GTC-Hematology Profile Plus combines expression and fusion with mutation analysis in DNA and RNA. The test covers 179 DNA genes and 1408 RNA genes. This is a comprehensive evaluation of all hematologic neoplasms. However, it is especially recommended for:
-Acute Lymphoblastic Leukemia (ALL): This comprehensive assay is designed to confirm the diagnosis of Ph-ALL and Ph-like ALL and distinguish them from other types of ALL. It can be used for diagnosis as well as for monitoring. Ph-like ALL is detected in 20% to 25% of adult ALL and in 15% of pediatric ALL. Diagnosis of Ph+-ALL and Ph-like ALL is very important because TKI therapy can be helpful in most of these patients. This assay can determine most of the mutations, translocations, and expression of genes (CRLF2) associated with Ph+ ALL and Ph-like ALL.
-Diffuse Large B-cell Lymphoma (DLBCL) and other Types of Lymphoma: This assay can provide very valuable information for the management and monitoring of patients with DLBCL. It can distinguish between ABC and GCB and can help in the diagnosis of double hit lymphoma. The assay is also useful for follicular lymphoma and T-cell neoplasms.
-Acute Myeloid Leukemia (AML): Translocations in AML are very important for diagnosis, prognosis and selecting therapy. This comprehensive testing can provide a complete evaluation of fusion mRNA and mutations. It also helps in determining a diagnosis in acute leukemia with ambiguous phenotype.
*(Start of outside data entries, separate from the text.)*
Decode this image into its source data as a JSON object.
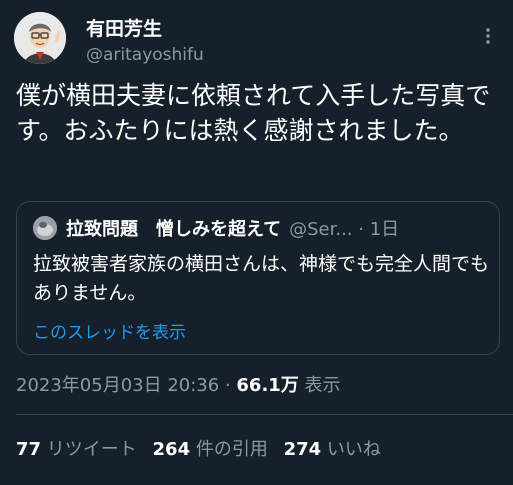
{
  "colors": {
    "background": "#15202b",
    "primary_text": "#ffffff",
    "secondary_text": "#8b98a5",
    "link": "#1d9bf0",
    "border": "#38444d"
  },
  "author": {
    "display_name": "有田芳生",
    "handle": "@aritayoshifu",
    "avatar_icon": "user-avatar-illustration"
  },
  "more_icon": "more-options-icon",
  "tweet": {
    "text": "僕が横田夫妻に依頼されて入手した写真です。おふたりには熱く感謝されました。"
  },
  "quote": {
    "avatar_icon": "account-avatar",
    "name": "拉致問題　憎しみを超えて",
    "handle": "@Ser...",
    "dot": "·",
    "time": "1日",
    "text": "拉致被害者家族の横田さんは、神様でも完全人間でもありません。",
    "show_thread": "このスレッドを表示"
  },
  "meta": {
    "timestamp": "2023年05月03日 20:36",
    "separator": " · ",
    "views_count": "66.1万",
    "views_label": " 表示"
  },
  "stats": {
    "retweets_count": "77",
    "retweets_label": " リツイート",
    "quotes_count": "264",
    "quotes_label": " 件の引用",
    "likes_count": "274",
    "likes_label": " いいね"
  }
}
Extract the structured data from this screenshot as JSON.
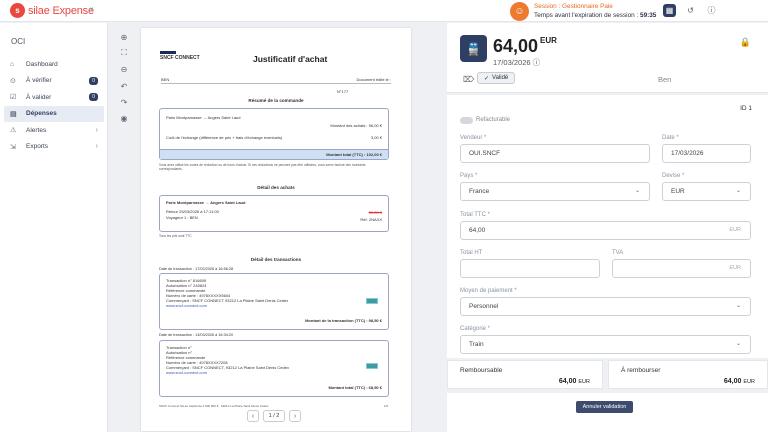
{
  "app": {
    "logo_mark": "s",
    "brand": "silae",
    "product": "Expense",
    "collapse_icon": "double-chevron-left"
  },
  "session": {
    "title": "Session : Gestionnaire Paie",
    "expiry_label": "Temps avant l'expiration de session :",
    "expiry_value": "59:35"
  },
  "sidebar": {
    "org": "OCI",
    "items": [
      {
        "label": "Dashboard",
        "icon": "home-icon",
        "glyph": "⌂",
        "count": "",
        "chevron": ""
      },
      {
        "label": "À vérifier",
        "icon": "search-doc-icon",
        "glyph": "⊙",
        "count": "0",
        "chevron": ""
      },
      {
        "label": "À valider",
        "icon": "checkbox-icon",
        "glyph": "☑",
        "count": "0",
        "chevron": ""
      },
      {
        "label": "Dépenses",
        "icon": "receipt-icon",
        "glyph": "▤",
        "count": "",
        "chevron": ""
      },
      {
        "label": "Alertes",
        "icon": "alert-icon",
        "glyph": "⚠",
        "count": "",
        "chevron": "›"
      },
      {
        "label": "Exports",
        "icon": "export-icon",
        "glyph": "⇲",
        "count": "",
        "chevron": "›"
      }
    ]
  },
  "viewer": {
    "tools": [
      "zoom-in-icon",
      "fit-icon",
      "zoom-out-icon",
      "rotate-left-icon",
      "rotate-right-icon",
      "eye-icon"
    ],
    "page": "1 / 2",
    "prev": "‹",
    "next": "›"
  },
  "document": {
    "logo": "SNCF CONNECT",
    "title": "Justificatif d'achat",
    "ben": "BEN",
    "doc_emitted": "Document édité le :",
    "number": "N°177",
    "summary_title": "Résumé de la commande",
    "route1": "Paris Montparnasse → Angers Saint Laud",
    "purchases_amount": "Montant des achats : 96,00 €",
    "exchange_label": "Coût de l'échange (différence de prix + frais d'échange éventuels)",
    "exchange_value": "3,00 €",
    "summary_total": "Montant total (TTC) : 102,00 €",
    "fine_print": "Vous avez utilisé les codes de réduction ou de bons d'achat. Si ces réductions ne peuvent pas être utilisées, vous serez facturé des montants correspondants.",
    "detail_title": "Détail des achats",
    "route2": "Paris Montparnasse → Angers Saint Laud",
    "departure": "Retour 25/03/2026 à 17:11:00",
    "traveler": "Voyageur 1 : BEN",
    "price_struck": "39,00 €",
    "ref": "Réf. 2NAXX",
    "detail_note": "Tous les prix sont TTC",
    "transactions_title": "Détail des transactions",
    "tx1_date": "Date de transaction : 17/02/2026 à 16:56:28",
    "tx1_lines": [
      "Transaction n° 816609",
      "Autorisation n° 245824",
      "Référence commande",
      "Numéro de carte : 4978XXXXX5604",
      "Commerçant : SNCF CONNECT 93212 La Plaine Saint Denis Cedex",
      "www.sncf-connect.com"
    ],
    "tx1_total": "Montant de la transaction (TTC) : 98,50 €",
    "tx2_date": "Date de transaction : 13/03/2026 à 16:34:20",
    "tx2_lines": [
      "Transaction n°",
      "Autorisation n°",
      "Référence commande",
      "Numéro de carte : 4978XXXX7208",
      "Commerçant : SNCF CONNECT, 93212 La Plaine Saint Denis Cedex",
      "www.sncf-connect.com"
    ],
    "tx2_total": "Montant total (TTC) : 68,50 €",
    "footer": "SNCF Connect SA au capital de 2 500 000 € · 93212 La Plaine Saint Denis Cedex",
    "page_no": "1/2"
  },
  "expense": {
    "icon": "train-icon",
    "amount": "64,00",
    "currency": "EUR",
    "date": "17/03/2026",
    "status": "Validé",
    "owner": "Ben",
    "id_label": "ID 1",
    "refundable_label": "Refacturable"
  },
  "form": {
    "vendor_label": "Vendeur *",
    "vendor_value": "OUI.SNCF",
    "date_label": "Date *",
    "date_value": "17/03/2026",
    "country_label": "Pays *",
    "country_value": "France",
    "currency_label": "Devise *",
    "currency_value": "EUR",
    "ttc_label": "Total TTC *",
    "ttc_value": "64,00",
    "ttc_suffix": "EUR",
    "ht_label": "Total HT",
    "ht_value": "",
    "tva_label": "TVA",
    "tva_value": "",
    "tva_suffix": "EUR",
    "payment_label": "Moyen de paiement *",
    "payment_value": "Personnel",
    "category_label": "Catégorie *",
    "category_value": "Train"
  },
  "summary": {
    "refundable_label": "Remboursable",
    "refundable_value": "64,00",
    "refundable_cur": "EUR",
    "to_refund_label": "À rembourser",
    "to_refund_value": "64,00",
    "to_refund_cur": "EUR"
  },
  "actions": {
    "cancel_validation": "Annuler validation"
  }
}
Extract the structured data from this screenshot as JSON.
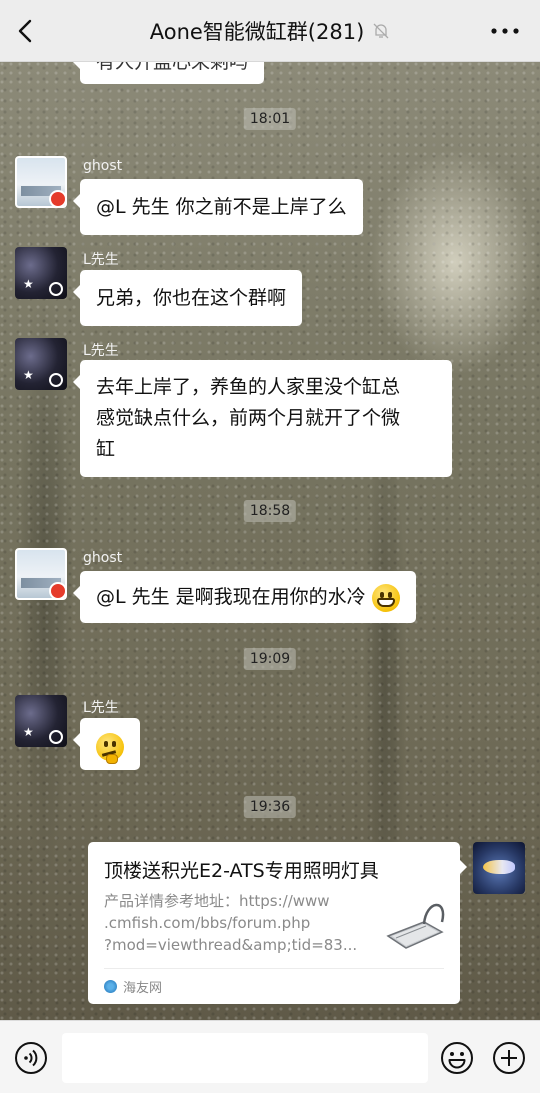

Clonal Hematopoiesis of Indeterminate Potential (CHIP): Distinguish CHIP from clinically active and relevant hematologic neoplasm based on an internally developed algorithm using variant allele frequency, chromosomal structural abnormalities, clinical and laboratory data and longitudinal data. This distinction is particularly important when evaluating minimal residual disease and in the presence of other neoplastic process.
IgVH Mutation Status: IgVH mutation status is very important for prognosis and selecting therapy in patients with chronic lymphocytic leukemia (CLL).
VEXAS Syndrome: Recently described VEXAS (vacuoles, E1 enzyme, X-linked, autoinflammatory, somatic) is caused by mutations in the UBA1 gene. This is an adults-onset fatal disease that may present as myelodysplastic syndrome, aplastic anemia or multiple myeloma, but characterized by fevers, low white cell count, vacuoles in bone marrow cells, dysplastic bone marrow, pulmonary inflammation, chondritis, and vasculitis. Detecting the presence of mutations in the UBA1 gene is the only way for confirming the diagnosis of this syndrome.
Turn Around Time: 7-10 Days
How to complete the Genomic Testing Cooperative requisition form.
Keep in mind that we do not accept blood samples directly from individuals. Talk with your M.D. to fill out the form for you.